Data about app and page elements
=== Begin Enclosure ===

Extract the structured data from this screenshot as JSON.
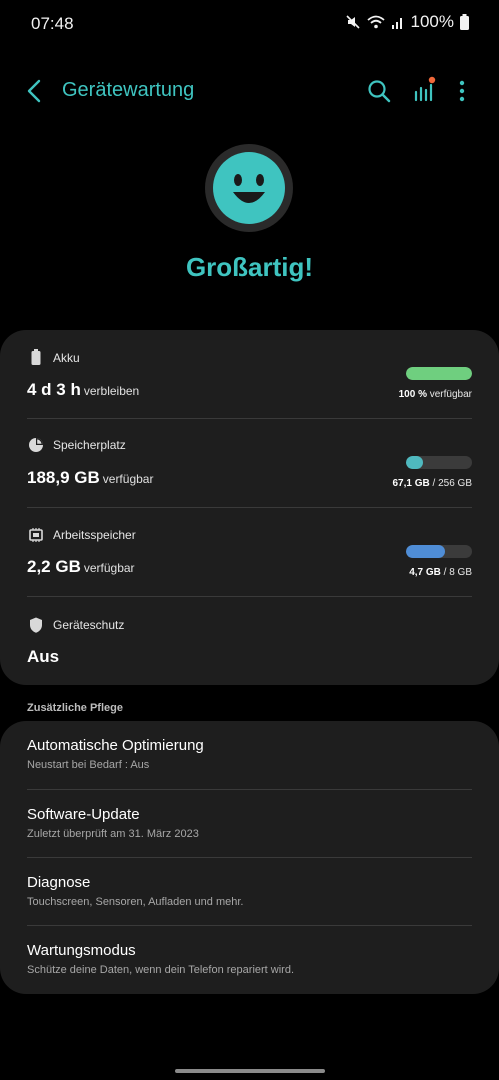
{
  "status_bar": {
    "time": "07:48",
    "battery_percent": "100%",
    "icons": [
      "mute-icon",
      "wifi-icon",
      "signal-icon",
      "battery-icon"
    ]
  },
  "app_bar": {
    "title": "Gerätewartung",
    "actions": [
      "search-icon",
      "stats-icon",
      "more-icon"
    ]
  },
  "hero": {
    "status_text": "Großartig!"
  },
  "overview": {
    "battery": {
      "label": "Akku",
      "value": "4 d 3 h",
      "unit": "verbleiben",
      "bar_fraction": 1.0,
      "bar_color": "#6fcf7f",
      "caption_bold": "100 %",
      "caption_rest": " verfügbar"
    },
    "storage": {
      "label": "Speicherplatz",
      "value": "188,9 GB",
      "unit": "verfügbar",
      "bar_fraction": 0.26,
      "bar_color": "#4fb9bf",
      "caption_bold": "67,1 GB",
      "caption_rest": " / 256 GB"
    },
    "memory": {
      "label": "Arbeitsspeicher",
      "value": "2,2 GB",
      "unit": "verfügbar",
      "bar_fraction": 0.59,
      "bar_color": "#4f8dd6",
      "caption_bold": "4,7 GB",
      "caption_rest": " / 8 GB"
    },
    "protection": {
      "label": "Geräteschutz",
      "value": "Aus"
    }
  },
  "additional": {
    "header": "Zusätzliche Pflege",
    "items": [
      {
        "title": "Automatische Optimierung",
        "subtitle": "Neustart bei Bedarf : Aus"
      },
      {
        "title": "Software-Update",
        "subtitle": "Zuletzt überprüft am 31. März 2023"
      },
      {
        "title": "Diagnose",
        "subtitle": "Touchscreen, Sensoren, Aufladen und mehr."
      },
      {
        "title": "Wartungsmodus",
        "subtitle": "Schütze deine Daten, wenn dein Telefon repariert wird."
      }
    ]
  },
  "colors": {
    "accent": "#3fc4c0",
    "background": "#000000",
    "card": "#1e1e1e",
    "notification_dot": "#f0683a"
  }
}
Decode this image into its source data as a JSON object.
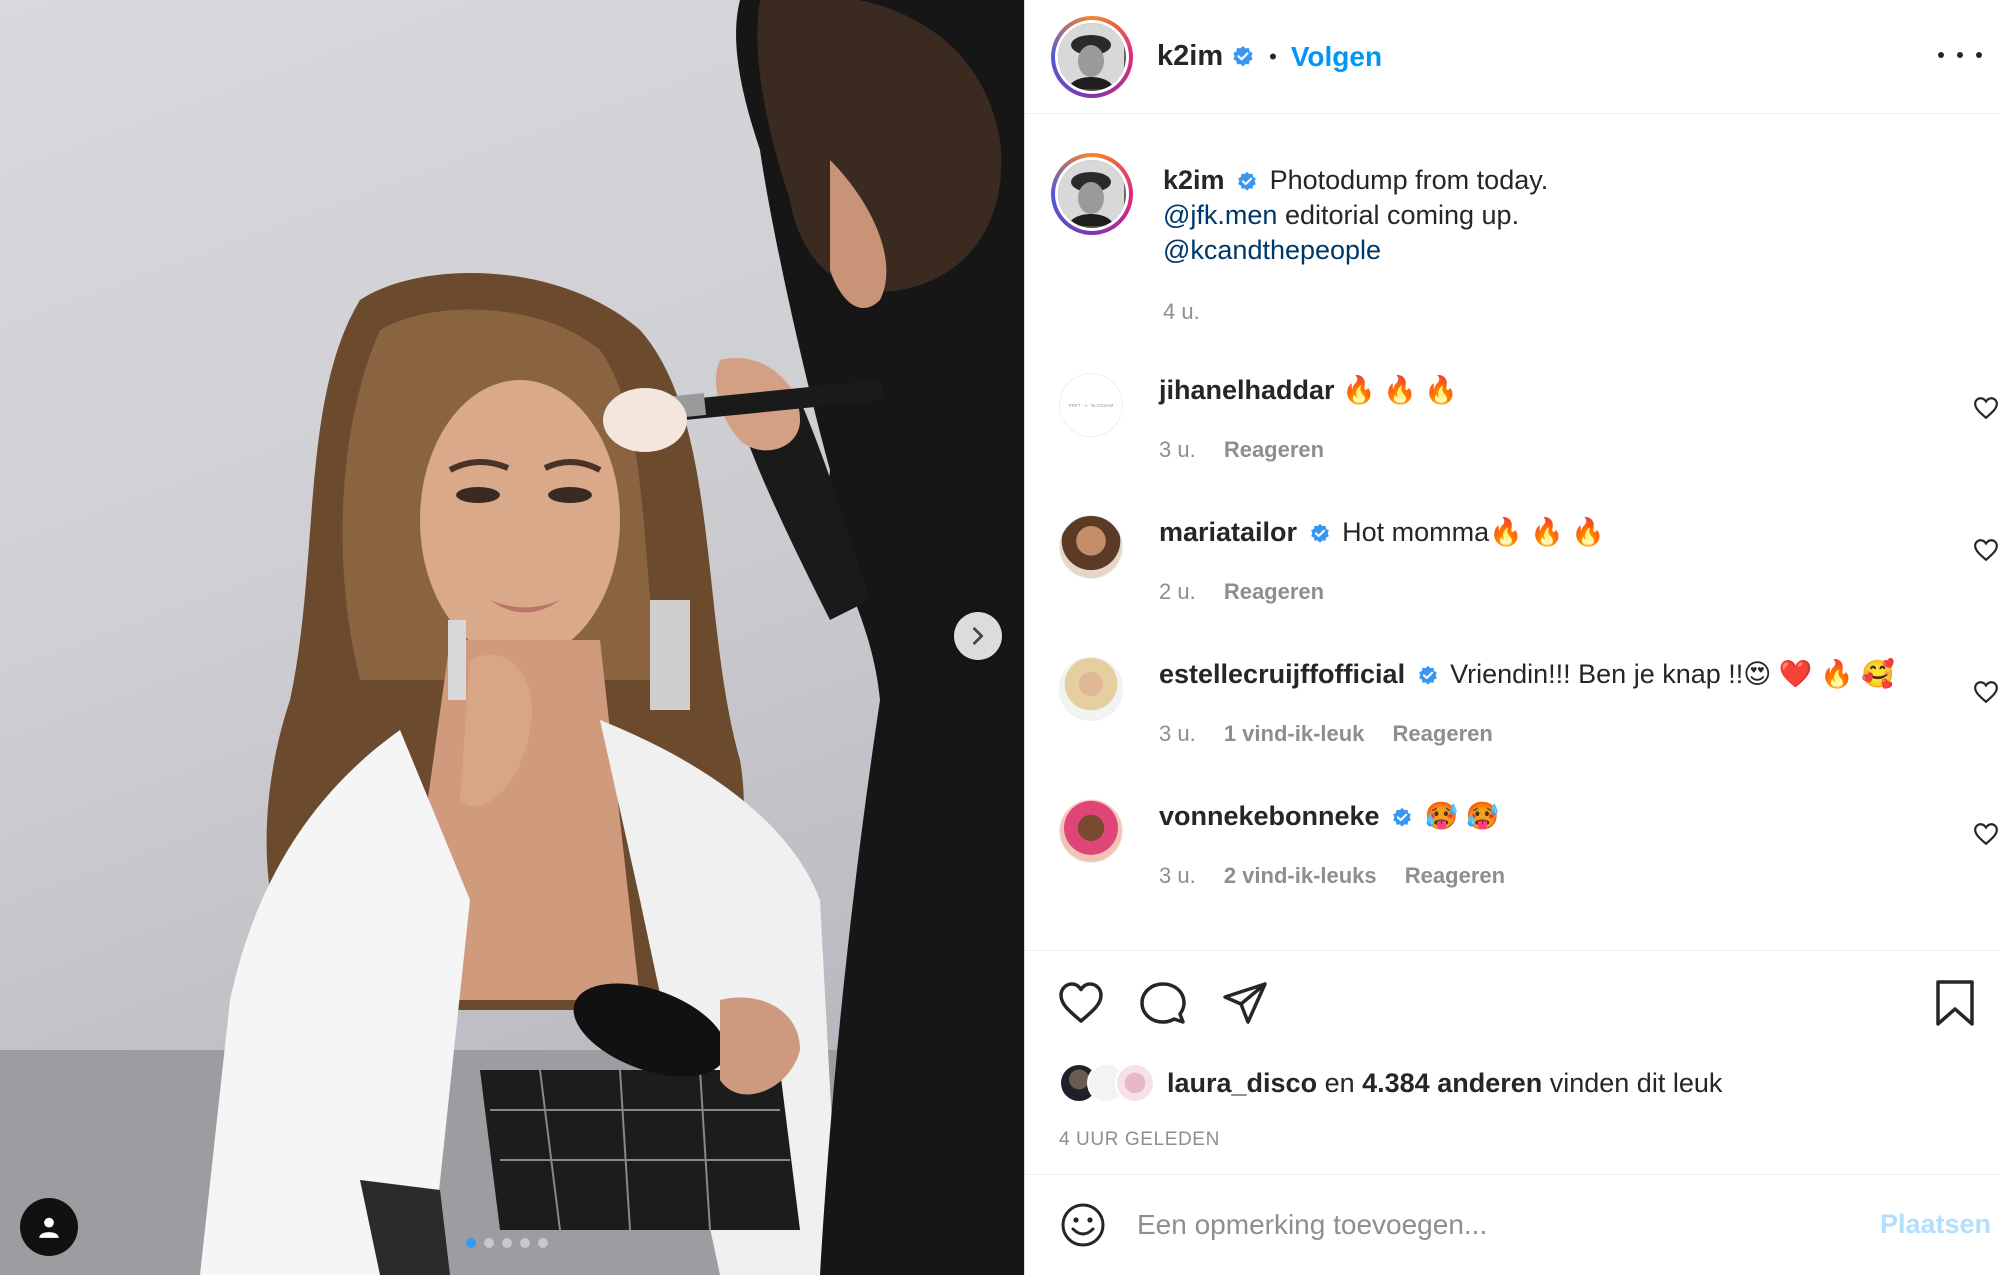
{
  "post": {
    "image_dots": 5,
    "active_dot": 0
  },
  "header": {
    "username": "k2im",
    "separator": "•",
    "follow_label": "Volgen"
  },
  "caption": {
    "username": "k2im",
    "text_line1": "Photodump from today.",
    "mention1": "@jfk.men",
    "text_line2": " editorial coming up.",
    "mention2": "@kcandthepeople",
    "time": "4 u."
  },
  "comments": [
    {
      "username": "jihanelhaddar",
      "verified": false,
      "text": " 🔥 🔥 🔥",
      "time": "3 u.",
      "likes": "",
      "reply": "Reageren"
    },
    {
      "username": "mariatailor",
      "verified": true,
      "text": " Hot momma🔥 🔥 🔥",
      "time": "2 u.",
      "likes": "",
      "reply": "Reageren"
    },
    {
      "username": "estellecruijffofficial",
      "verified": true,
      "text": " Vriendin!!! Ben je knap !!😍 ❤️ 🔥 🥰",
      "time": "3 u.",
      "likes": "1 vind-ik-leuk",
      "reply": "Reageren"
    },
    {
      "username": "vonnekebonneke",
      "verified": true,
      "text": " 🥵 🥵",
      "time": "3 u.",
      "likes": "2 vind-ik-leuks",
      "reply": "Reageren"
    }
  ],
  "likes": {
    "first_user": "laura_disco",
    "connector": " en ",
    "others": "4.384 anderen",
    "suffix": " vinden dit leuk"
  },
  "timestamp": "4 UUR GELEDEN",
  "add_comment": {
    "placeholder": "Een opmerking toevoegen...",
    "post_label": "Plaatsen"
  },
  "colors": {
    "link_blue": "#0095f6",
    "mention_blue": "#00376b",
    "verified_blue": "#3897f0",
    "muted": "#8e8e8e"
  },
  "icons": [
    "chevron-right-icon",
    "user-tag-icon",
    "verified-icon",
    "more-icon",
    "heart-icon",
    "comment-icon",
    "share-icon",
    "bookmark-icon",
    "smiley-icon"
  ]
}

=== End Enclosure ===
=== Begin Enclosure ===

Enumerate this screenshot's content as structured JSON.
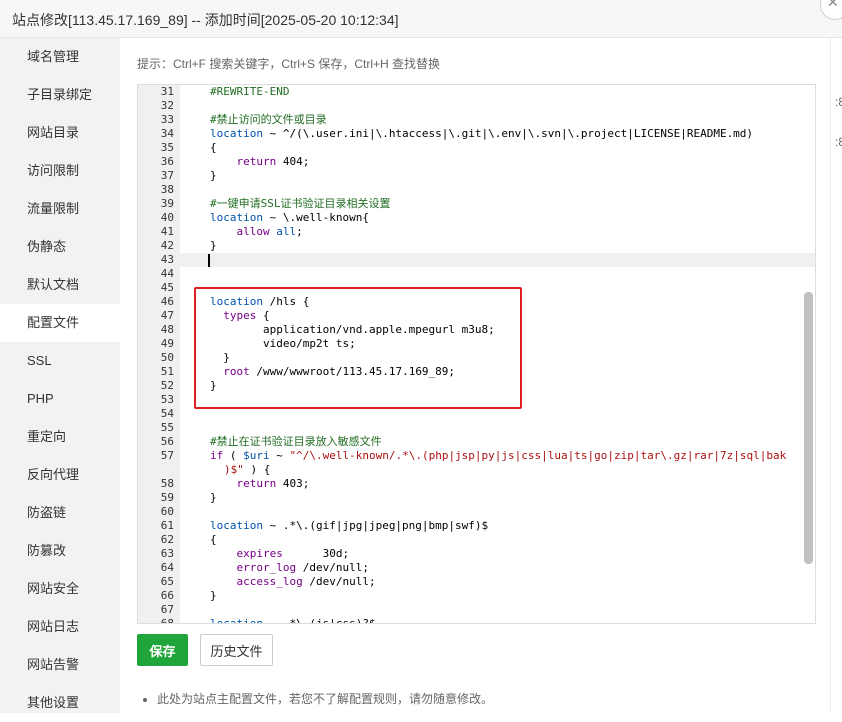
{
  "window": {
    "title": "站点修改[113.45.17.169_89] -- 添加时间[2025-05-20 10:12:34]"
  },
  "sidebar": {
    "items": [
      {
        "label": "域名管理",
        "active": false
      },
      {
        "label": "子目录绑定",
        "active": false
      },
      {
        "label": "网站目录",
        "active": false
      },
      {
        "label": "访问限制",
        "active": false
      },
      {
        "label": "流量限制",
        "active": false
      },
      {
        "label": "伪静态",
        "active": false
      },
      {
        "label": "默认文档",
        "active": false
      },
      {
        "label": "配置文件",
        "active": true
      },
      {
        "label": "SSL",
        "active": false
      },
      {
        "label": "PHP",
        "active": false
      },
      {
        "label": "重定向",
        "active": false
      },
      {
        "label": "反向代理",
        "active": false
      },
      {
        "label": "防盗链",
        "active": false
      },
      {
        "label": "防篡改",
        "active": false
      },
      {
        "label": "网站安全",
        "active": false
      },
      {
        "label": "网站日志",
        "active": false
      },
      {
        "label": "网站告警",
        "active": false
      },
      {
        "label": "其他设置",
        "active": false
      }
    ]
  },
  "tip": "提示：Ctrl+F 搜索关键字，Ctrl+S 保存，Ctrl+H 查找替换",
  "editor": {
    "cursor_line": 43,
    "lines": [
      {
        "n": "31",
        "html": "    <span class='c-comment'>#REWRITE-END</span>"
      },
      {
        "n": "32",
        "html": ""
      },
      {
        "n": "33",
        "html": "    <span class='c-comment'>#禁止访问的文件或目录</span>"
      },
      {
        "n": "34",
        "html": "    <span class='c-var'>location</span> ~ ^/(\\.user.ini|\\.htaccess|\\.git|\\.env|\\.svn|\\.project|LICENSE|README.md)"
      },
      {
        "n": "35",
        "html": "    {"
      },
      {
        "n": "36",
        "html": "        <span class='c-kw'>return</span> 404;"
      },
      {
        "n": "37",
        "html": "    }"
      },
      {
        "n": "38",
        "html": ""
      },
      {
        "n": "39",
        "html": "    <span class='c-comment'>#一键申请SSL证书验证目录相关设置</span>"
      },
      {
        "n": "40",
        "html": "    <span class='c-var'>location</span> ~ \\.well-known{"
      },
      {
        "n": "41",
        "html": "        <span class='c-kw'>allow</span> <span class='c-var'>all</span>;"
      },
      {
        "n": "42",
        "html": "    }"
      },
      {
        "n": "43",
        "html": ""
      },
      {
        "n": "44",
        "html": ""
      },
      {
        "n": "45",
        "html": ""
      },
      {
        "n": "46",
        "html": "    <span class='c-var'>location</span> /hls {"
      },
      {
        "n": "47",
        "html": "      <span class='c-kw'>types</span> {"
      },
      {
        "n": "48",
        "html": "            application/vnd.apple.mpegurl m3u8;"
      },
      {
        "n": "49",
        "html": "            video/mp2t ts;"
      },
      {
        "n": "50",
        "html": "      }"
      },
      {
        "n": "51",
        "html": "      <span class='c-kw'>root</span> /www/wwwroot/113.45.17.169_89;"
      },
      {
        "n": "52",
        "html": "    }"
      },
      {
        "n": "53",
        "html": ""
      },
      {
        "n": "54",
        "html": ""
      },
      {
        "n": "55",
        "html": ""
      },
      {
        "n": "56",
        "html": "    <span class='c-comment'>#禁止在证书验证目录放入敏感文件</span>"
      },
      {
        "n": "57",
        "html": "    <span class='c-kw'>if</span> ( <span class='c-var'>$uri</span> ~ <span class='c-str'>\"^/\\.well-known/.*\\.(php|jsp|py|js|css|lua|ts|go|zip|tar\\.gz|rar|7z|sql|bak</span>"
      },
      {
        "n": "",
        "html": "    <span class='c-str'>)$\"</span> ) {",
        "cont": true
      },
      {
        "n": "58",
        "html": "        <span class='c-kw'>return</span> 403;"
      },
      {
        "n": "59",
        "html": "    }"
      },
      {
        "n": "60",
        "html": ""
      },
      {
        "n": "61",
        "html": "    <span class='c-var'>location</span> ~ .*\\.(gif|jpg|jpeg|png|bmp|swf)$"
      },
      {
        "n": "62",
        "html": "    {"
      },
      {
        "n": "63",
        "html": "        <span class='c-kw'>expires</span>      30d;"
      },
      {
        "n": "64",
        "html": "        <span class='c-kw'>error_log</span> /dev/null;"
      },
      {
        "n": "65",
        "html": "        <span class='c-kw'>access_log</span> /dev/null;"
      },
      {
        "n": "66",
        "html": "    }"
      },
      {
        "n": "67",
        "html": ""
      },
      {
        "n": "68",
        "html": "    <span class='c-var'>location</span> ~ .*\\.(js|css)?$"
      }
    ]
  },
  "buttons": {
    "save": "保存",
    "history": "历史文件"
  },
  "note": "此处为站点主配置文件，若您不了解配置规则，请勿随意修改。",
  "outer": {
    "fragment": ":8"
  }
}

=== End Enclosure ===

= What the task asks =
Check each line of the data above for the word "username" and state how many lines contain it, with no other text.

= Response to this task =
6